The thing that sometimes makes me nuts is that super talented chef-types sometimes make things really complicated for your average Joe Schmo home cook. It is funny because the point of many cookbooks and food shows it to teach people how to cook, to inspire them. Instead I think the more complicated food becomes the less likely it is that people who don’t cook, will ever try. I am thinking a lot about this for my next Emilie in the Kitchen session.
I am going to teach Emilie how to roast a chicken. Roasted chicken is one of my go to, guaranteed boy eat, weeknight meal and Emilie needs it in her repertoire. I don’t use recipes when I cook myself but when I teach someone how to cook, I use them as guides. That is where my frustration with book authors and TV food hosts comes in. All the stuffing and rubbing and tying up chefs do to chicken makes the process so much more complicated than it needs to be. Rubbing with butter and stuffing with herbs and trussing makes really good bird but it isn’t like not doing those things is going to make a crappy one. And a new cook isn’t going to have a veggie drawer full of fresh herbs or trussing twine just laying around! A good chicken, salt and pepper are really all you need.

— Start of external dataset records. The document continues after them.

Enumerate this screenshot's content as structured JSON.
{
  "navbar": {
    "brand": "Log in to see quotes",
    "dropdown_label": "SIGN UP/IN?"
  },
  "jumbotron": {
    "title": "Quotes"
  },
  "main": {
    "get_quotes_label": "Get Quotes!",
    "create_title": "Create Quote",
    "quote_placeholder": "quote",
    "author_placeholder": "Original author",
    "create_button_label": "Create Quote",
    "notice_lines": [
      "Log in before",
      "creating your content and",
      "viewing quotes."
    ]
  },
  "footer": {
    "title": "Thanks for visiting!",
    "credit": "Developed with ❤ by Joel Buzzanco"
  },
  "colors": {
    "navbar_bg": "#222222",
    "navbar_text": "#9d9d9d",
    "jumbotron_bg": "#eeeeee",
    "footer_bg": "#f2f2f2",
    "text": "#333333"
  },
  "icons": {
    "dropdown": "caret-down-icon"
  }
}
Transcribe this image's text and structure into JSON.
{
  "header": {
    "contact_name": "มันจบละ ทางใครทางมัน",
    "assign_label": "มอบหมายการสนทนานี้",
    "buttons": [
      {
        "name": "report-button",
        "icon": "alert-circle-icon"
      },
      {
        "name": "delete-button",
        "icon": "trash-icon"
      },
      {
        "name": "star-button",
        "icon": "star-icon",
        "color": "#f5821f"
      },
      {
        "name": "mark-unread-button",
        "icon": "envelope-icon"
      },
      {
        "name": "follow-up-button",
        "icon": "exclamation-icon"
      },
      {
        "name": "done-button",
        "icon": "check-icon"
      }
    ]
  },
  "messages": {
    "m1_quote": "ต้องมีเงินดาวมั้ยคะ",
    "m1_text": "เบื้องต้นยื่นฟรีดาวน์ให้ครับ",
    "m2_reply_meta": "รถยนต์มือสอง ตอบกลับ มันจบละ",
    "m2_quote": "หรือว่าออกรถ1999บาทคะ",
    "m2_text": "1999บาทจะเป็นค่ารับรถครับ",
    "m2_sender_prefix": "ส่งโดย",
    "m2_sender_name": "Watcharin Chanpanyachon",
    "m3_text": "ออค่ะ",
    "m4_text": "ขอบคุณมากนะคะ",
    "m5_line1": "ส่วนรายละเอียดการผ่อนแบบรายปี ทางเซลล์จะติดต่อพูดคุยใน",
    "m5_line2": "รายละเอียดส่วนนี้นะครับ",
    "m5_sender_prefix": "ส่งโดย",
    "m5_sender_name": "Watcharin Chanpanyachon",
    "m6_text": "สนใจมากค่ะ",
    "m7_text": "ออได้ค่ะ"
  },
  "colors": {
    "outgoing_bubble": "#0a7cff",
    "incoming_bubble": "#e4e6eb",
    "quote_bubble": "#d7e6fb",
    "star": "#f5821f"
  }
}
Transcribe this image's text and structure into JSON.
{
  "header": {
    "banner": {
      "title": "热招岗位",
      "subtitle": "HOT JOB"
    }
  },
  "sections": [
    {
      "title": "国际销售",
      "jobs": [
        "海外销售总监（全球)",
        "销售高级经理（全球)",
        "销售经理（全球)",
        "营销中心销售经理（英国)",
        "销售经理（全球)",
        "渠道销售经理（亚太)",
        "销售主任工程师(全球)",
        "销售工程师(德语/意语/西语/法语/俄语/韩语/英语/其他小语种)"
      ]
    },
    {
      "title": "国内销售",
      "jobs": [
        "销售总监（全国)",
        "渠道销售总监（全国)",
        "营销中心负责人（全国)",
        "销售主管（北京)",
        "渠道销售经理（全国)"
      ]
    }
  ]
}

I spend money on my birds. My farmer friend sells excellent ones at the market but if I can’t get there I buy organic. I am not an organic only person but in the chicken department, I am. A few dollars more is worth it. I also do whole birds instead of pieces because the skin and bones add flavor and keep moisture in. Those frozen, skinless, boneless boobies have nothing on my whole birds.
Pre-heat your oven to 400.
Take one 3-4 pound organic chicken and salt and pepper it inside and out.
Place on a an oven proof pan and throw it in the oven.
After an hour, the bird should have golden, crispy skin. I eyeball it for doneness, but use a thermometer if you like. Before you cut into it let it sit on the counter for ten minutes to let it rest. Sounds funny, but it is worth it and it doesn’t get cold in that amount of time. The bird I made this week didn’t look as pretty as the cookbooks (look at those drums!) or Food Network ones but in an hour I had a super fantastic chicken on my table and leftovers to make soup and lunches for the rest of the week. There are a million and a half things you can do to a chicken but if those things prevent you from doing it yourself then they are not worth it and in this case, unnecessary.